By Kwekwe Correspondent
FORMER sprint king and Olympian Partson Muderedzi has challenged Sports Minister Kirsty Coventry to spearhead a complete overhaul of sports administration in the country.
“The country used to have a vibrant sporting sector because then companies were functional,” Muderedzi told NewZimbabwe.com from his Redcliff base recently.
“Companies and mines were major sponsors of various sporting disciplines as seen through the organisation of Chamber of Mines.
“Our economy is not performing very well so there is need for the minister to look at how sports can be sponsored.”
Apart from the lack of sponsorship, sport is also generally poorly administered in the country.
“Another reason why we are seeing our various sporting disciplines going down is because we have got wrong people administering sports,” said Muderedzi.
“We have people without passion for sport. It’s not that I am downplaying their efforts, but I am calling on the minister to make sure that there is co-existence between us veterans and new sports administrators so that we all work towards the development of sport.”
Poor administration, Muderedzi argued, has seen the country losing out on talent in rural and communal areas which has remained under exploited.
“There is a lot of talent, nationally there is no competition; competitions used to be hosted by mines the Chamber of mines. That’s when Zimbabwe’s national team would get athletes.
“What is killing sport in Zimbabwe is politics, most sports administrators are people who do not know sport. Most administrators are not sports people.
“There is need for people who were involved in sports to take a leading role. Most of the administrators are bookish. They are side-ling people who participated in sport.”
If athletics was a religion, Muderedzi would be in the pantheon of Zimbabwe’s athletics gods.
From humble beginnings in dusty suburb of Torwood – the so-called home of steelmakers – Muderedzi rose to be an embodiment of excellency and talent on track.
Now an entrepreneur, Muderedzi retired from the track in the early 1990s after suffering from a hamstring.
But as clean faced teenager at 19, he beat sprint champion Christopher Madzokere in a feat which led to national and international stardom.
“It was in the early 1980s when I was doing form four at Drake High School as a junior athlete with Zisco Steel Athletics Club when I beat Zimbabwe National Champion Christopher Mudzokere at 19,” he said.

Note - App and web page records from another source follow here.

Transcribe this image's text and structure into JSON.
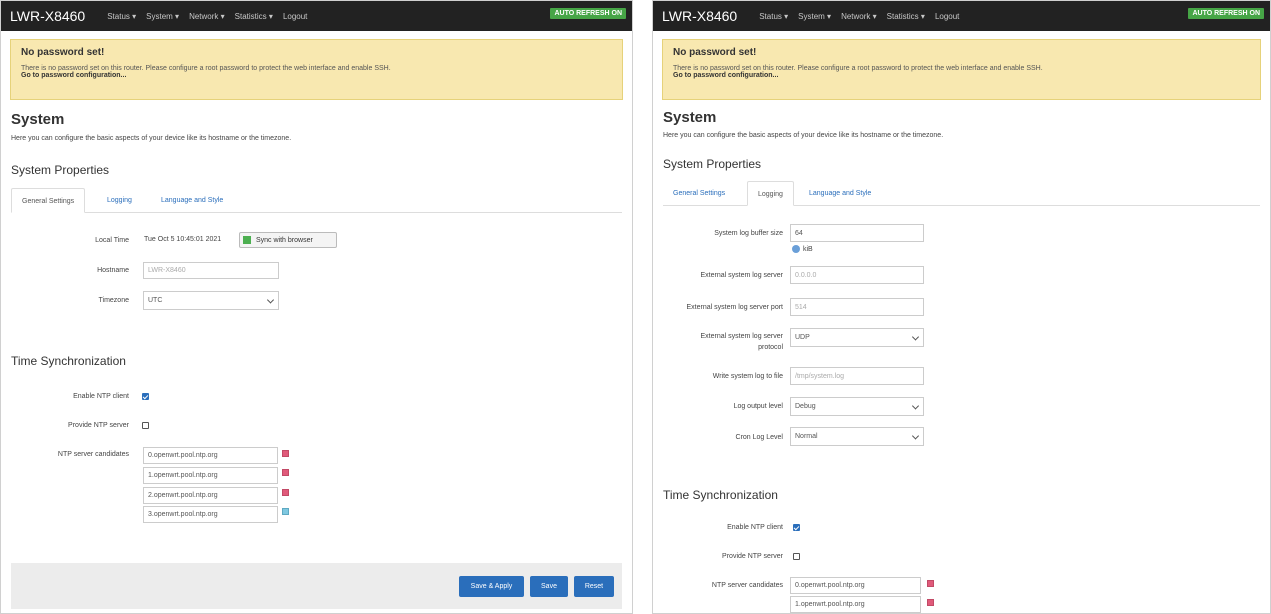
{
  "brand": "LWR-X8460",
  "nav": [
    "Status",
    "System",
    "Network",
    "Statistics",
    "Logout"
  ],
  "auto_refresh": "AUTO REFRESH ON",
  "alert": {
    "title": "No password set!",
    "text": "There is no password set on this router. Please configure a root password to protect the web interface and enable SSH.",
    "link": "Go to password configuration..."
  },
  "page": {
    "title": "System",
    "description": "Here you can configure the basic aspects of your device like its hostname or the timezone.",
    "section_properties": "System Properties",
    "section_time": "Time Synchronization"
  },
  "tabs": [
    "General Settings",
    "Logging",
    "Language and Style"
  ],
  "general": {
    "local_time_label": "Local Time",
    "local_time_value": "Tue Oct 5 10:45:01 2021",
    "sync_button": "Sync with browser",
    "hostname_label": "Hostname",
    "hostname_value": "LWR-X8460",
    "timezone_label": "Timezone",
    "timezone_value": "UTC"
  },
  "logging": {
    "buffer_label": "System log buffer size",
    "buffer_value": "64",
    "buffer_unit": "kiB",
    "ext_server_label": "External system log server",
    "ext_server_placeholder": "0.0.0.0",
    "ext_port_label": "External system log server port",
    "ext_port_placeholder": "514",
    "ext_protocol_label_1": "External system log server",
    "ext_protocol_label_2": "protocol",
    "ext_protocol_value": "UDP",
    "write_file_label": "Write system log to file",
    "write_file_placeholder": "/tmp/system.log",
    "output_level_label": "Log output level",
    "output_level_value": "Debug",
    "cron_level_label": "Cron Log Level",
    "cron_level_value": "Normal"
  },
  "time": {
    "enable_ntp_label": "Enable NTP client",
    "provide_ntp_label": "Provide NTP server",
    "candidates_label": "NTP server candidates",
    "servers": [
      "0.openwrt.pool.ntp.org",
      "1.openwrt.pool.ntp.org",
      "2.openwrt.pool.ntp.org",
      "3.openwrt.pool.ntp.org"
    ]
  },
  "buttons": {
    "save_apply": "Save & Apply",
    "save": "Save",
    "reset": "Reset"
  },
  "colors": {
    "navbar": "#222222",
    "auto_refresh": "#46a546",
    "alert_bg": "#f8e8b0",
    "link": "#2a6ebb",
    "primary_button": "#2a6ebb"
  }
}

The now-retired athlete paid tribute to then Ziscosteel Athletics Club head coach Tinos Maridza who identified and helped nurture his talent.
Muderedzi’s first national duty was in Botswana during the neighbouring country’s independence celebrations where he won the 100m and 200m events.
From there, he represented the country in the African Athletics Championships in Egypt as well as the 1982 Commonwealth games in Brisbane, Australia amongst major tournaments which included the Olympics.
“I was a champion from 1983 to 1993; for ten years I was a champion for 100 and 200m. I participated in Olympic Games, Commonwealth games Africa Games, and other international games,” he said.
Muderedzi said his track exploits in the 100m and 200m saw him being a national champion for ten years from 1983 to 1993 when his career hit the skids after he suffered a hamstring injury.
After an active life on the track Muredzi then went into coaching and had training as an athletics coach in Kenya and Australia.
Ziscosteel management then sent him to Harare for his first IAAF level 1 course in Harare before proceeding to level 2 in Nairobi Kenya in 1994.
The Zimbabwe Olympic Committee awarded him a three-month scholarship to go for a sprints and relays course at Australian Institute of sport in Canberra in 1996.
Upon returning home he was then appointed National Director Talent Identification and Development.
He is currently the national director of Lay Witness for Christ International (A Sportsmanship Ministry) with its headquarters in Hurst, Texas USA.